A transformation language has a type system based on formal languages. Rather than define classes or data structures, one defines grammars. A parser is constructed automatically from the grammar, and the parser is used for two purposes: to parse the input language, and to parse the structural patterns in the program that performs the analysis. In this setting, grammar-based parsing is critical because it guarantees that both the input and the structural patterns are parsed into trees from the same set of types, allowing comparison.
Colm's main contribution lies in the parsing method. Colm's parsing engine is generalized, but it also allows for the construction of arbitrary global data structures that can be queried during parsing. In other generalized methods, construction of global data requires some very careful consideration because of inherent concurrency in the parsing method. It is such a tricky task that it is often avoided altogether and the problem is deferred to a post-parse disambiguation of the parse forest.
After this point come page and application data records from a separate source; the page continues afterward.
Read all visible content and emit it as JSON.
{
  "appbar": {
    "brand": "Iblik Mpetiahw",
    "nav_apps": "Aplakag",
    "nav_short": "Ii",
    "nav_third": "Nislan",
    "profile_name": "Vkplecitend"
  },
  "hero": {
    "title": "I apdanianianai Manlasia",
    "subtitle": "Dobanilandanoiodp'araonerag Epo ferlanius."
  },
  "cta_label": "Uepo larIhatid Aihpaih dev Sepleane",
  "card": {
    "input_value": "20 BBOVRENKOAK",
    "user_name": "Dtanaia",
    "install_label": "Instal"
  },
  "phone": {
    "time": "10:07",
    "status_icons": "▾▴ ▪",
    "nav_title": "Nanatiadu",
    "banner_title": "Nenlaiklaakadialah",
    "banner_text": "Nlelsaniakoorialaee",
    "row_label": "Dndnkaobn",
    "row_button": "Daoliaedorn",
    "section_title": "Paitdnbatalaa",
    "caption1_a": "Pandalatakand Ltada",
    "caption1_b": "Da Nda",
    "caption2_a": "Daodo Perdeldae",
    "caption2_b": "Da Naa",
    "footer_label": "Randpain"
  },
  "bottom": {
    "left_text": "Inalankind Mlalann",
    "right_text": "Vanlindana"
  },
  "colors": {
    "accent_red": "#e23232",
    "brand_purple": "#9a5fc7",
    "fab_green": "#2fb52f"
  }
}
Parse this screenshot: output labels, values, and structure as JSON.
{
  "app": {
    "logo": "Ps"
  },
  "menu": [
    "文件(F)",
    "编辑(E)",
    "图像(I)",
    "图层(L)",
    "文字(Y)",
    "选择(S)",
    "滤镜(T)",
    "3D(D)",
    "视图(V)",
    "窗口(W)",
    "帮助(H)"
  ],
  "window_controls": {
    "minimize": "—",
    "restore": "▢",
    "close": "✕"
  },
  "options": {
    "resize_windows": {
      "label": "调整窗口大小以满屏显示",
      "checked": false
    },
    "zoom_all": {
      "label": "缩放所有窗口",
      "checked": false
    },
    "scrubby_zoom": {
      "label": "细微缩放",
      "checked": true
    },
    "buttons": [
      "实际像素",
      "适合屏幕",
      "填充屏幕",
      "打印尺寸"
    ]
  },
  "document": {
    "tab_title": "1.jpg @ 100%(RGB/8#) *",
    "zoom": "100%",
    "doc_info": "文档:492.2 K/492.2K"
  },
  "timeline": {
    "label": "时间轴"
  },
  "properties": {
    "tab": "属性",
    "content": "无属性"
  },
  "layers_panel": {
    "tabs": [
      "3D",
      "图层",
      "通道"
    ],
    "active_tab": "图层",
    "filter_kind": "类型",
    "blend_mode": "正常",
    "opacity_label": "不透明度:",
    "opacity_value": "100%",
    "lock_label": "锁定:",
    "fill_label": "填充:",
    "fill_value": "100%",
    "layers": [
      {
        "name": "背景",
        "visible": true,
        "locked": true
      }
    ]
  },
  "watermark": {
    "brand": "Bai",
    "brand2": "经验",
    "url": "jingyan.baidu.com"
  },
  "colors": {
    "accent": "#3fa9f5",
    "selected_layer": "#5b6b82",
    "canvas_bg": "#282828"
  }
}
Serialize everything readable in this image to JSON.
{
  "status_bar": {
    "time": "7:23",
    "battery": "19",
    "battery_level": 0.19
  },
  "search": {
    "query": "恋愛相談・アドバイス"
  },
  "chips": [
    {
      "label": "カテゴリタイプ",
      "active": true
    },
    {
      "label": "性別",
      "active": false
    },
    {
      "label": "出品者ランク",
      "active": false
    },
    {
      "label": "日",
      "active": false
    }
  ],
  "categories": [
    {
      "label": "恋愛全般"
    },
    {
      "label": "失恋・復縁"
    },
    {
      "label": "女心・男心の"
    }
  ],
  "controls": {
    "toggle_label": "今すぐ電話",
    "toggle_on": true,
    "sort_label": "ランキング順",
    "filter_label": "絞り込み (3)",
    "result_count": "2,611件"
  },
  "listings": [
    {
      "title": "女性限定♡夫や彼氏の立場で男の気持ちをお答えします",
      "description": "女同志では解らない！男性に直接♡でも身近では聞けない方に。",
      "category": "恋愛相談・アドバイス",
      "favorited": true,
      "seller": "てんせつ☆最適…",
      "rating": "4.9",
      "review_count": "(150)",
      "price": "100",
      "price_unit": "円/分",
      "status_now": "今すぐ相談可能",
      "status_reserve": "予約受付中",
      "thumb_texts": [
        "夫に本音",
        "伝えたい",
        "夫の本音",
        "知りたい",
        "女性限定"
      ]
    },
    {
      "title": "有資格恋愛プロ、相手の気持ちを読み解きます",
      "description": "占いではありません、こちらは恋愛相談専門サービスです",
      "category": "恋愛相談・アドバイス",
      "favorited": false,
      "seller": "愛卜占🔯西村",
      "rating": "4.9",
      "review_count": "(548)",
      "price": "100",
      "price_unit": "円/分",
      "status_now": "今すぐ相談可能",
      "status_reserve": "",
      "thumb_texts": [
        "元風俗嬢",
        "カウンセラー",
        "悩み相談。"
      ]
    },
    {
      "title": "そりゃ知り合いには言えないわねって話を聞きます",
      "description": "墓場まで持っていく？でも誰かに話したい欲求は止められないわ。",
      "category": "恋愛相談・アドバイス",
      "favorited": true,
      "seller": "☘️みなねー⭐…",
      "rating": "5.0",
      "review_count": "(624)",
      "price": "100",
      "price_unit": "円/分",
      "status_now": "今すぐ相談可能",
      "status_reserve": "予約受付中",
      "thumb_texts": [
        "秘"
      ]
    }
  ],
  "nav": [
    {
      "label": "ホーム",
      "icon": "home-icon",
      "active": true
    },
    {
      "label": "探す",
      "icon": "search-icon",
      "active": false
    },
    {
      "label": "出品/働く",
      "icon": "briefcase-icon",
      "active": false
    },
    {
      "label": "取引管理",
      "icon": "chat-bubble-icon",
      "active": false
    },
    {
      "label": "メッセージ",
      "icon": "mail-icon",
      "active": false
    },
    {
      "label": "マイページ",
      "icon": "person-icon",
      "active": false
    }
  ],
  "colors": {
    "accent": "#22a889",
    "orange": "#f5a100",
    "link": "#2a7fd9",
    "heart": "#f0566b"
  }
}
Using Colm it is possible to get the correct parse tree on the first pass of the input, granted that some backtracking is acceptable. Colm eliminates the need to reason about concurrent updates to global data or to acquire many possible parse trees, only to throw away the incorrect ones.